In my classroom, students aren't allowed to say, "I CAN'T." It's the opposite of Yoda's philosophy, "Do or do not. There is no try." ColorWheels's philosophy is "If you try not, there is no do." Bottom line: I won't do it for you. You want your cereal box body to balance on your toilet paper roll legs? You learn to make a flange. Which is just a fancy-schmancy word for foot. All you need is scissors. Not even grown-up scissors. Little kid scissors.
Simple stuff like a flange is magic.
And when students do it themselves, and their robot stands up, what follows? PRIDE. CONFIDENCE. A desire to do more.
Recycle robots are still a favorite ColorWheels activity each spring. In the words of a third-grader: "I feel so creative when I'm sitting in front of a pile of trash!" But as you see from the Student Gallery, we work with everything from plaster cloth and papier-mache to fibers to polymer clay and kiln-fired ceramics.
In addition to the ColorWheels after-school art program, I lead professional development classes for art teachers through the West Valley Arts Council, host the occasional art party for kiddos or adults, and provide private tutoring. Because sharing art and art ideas is never old hat!
Here's the emergency velociraptor hat I whipped up for a friend's five-year-old son just in time for Halloween.

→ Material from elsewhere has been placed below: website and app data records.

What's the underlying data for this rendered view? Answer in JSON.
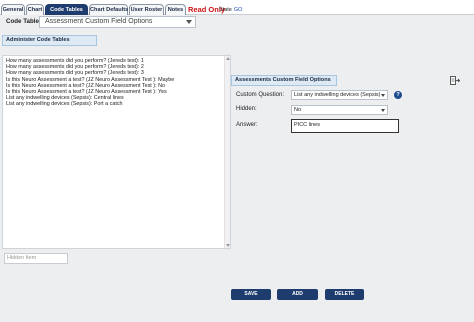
{
  "tabs": [
    {
      "label": "General"
    },
    {
      "label": "Chart"
    },
    {
      "label": "Code Tables"
    },
    {
      "label": "Chart Defaults"
    },
    {
      "label": "User Roster"
    },
    {
      "label": "Notes"
    }
  ],
  "active_tab": "Code Tables",
  "read_only": "Read Only",
  "state": {
    "label": "State",
    "value": "GO"
  },
  "code_table": {
    "label": "Code Table:",
    "value": "Assessment Custom Field Options"
  },
  "admin_header": "Administer Code Tables",
  "list_items": [
    "How many assessments did you perform? (Jereds test): 1",
    "How many assessments did you perform? (Jereds test): 2",
    "How many assessments did you perform? (Jereds test): 3",
    "Is this Neuro Assessment a test? (JZ Neuro Assessment Test ): Maybe",
    "Is this Neuro Assessment a test? (JZ Neuro Assessment Test ): No",
    "Is this Neuro Assessment a test? (JZ Neuro Assessment Test ): Yes",
    "List any indwelling devices (Sepsis): Central lines",
    "List any indwelling devices (Sepsis): Port a catch"
  ],
  "hidden_item_placeholder": "Hidden Item",
  "acf_header": "Assessments Custom Field Options",
  "form": {
    "custom_question_label": "Custom Question:",
    "custom_question_value": "List any indwelling devices (Sepsis)",
    "hidden_label": "Hidden:",
    "hidden_value": "No",
    "answer_label": "Answer:",
    "answer_value": "PICC lines"
  },
  "buttons": {
    "save": "SAVE",
    "add": "ADD",
    "delete": "DELETE"
  },
  "icons": {
    "help": "help-icon",
    "export": "export-icon"
  },
  "colors": {
    "accent": "#1e3d6e",
    "read_only": "#cc1414",
    "header_bg": "#dde9f4"
  }
}
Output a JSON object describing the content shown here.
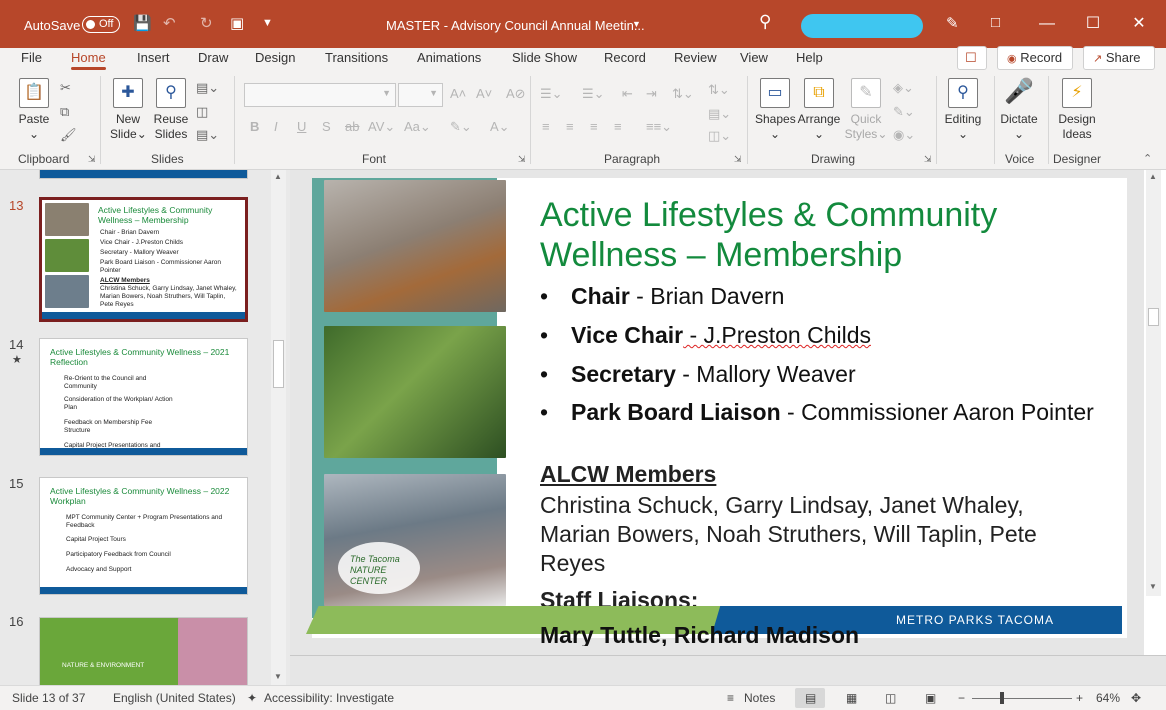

Repurposed toy fire helmet, cardboard, tin foil, tape, Activa RidgedWrap plaster cloth, foam sheet, paint, and love.
What hat are YOU wearing today?